… like the Glove World, set no. 3816 offered. It was a fairground with a Ferris wheel, and for those who missed out on getting the Sandy character, this was a cheaper alternative. It even came with an ice-cream vendor and over indulging Patrick. Heck, even the Ferris wheel had charm. With a ticket booth and a rotating gate, who wouldn’t want this set?
One of the most unusual sets that ever graced this series was that of the 3817, The Flying Dutchman. Before you say it, it has nothing to do with the Pirates of the Caribbean (film series).
This was based on the cartoon episode “Squidward the Unfriendly Ghost”. He also appeared in a few other episodes in that season. It came with the ghostly pirate, his ship and a small island. Once again Bob & Patrick were suitable dressed, only as pirates this time. The accessories included many items including a treasure map, chest, a working cannon and swords, to help ward-off the evil ghost captain.
LEGO really went all out on this set, and I liked it very much. It’s a pity it wasn’t a bigger set as by now Spongebob sets was starting to wind down.
The last set in the series was that of 3818, Bikini Bottom Undersea Party. The set included 4 minifigures, Bob, Mrs. Puff, Squidward, Patrick – five, if you include Gary, and was a fitting end to the series. It was released in 2012 and it was considered one of the more popular LEGO Spongebob sets to get.
It included a more detailed house and the smaller builds included a juice bar, Patrick’s DJ booth, round-a-bout, sea-saw and an ejecting bed. I especially liked Patrick’s spinning records and sub woofers.
LEGO Spongebob sets were a great way of re-living the cartoon. Basically they were colourful & entertaining to build, had many fun features and characters to boot.
Like I said previously, there were 14 sets made of this theme in total, and at one stage I had all 14. But you know you have to grow up sometime and it pains me to say, I kept only one.

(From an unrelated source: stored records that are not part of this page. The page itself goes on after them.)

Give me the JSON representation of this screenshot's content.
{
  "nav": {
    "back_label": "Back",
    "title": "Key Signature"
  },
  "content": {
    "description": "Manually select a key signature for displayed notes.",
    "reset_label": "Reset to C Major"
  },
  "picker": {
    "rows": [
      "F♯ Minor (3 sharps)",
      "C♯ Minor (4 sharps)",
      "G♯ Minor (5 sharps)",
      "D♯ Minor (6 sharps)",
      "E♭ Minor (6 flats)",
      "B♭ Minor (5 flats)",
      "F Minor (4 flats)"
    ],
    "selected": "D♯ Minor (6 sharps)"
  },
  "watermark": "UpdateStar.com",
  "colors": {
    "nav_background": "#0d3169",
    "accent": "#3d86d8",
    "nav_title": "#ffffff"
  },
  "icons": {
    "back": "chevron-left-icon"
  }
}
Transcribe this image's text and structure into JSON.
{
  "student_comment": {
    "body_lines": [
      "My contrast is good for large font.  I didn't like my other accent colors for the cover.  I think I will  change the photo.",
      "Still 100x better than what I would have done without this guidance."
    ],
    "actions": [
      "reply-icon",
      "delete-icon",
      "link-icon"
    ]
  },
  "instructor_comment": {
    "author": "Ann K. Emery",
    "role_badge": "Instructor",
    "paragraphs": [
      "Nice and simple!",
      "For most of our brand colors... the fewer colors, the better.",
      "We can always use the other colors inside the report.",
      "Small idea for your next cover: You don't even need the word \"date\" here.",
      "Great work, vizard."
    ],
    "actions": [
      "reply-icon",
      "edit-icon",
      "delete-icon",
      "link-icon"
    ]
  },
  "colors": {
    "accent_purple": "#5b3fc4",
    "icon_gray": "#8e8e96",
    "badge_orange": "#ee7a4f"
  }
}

I think the younger/older generation would love to see a series like this return as it reminds us of a simpler time, before mobile phones! I still see an odd episode here and there, and yes, it still makes me laugh.
All images from Brickset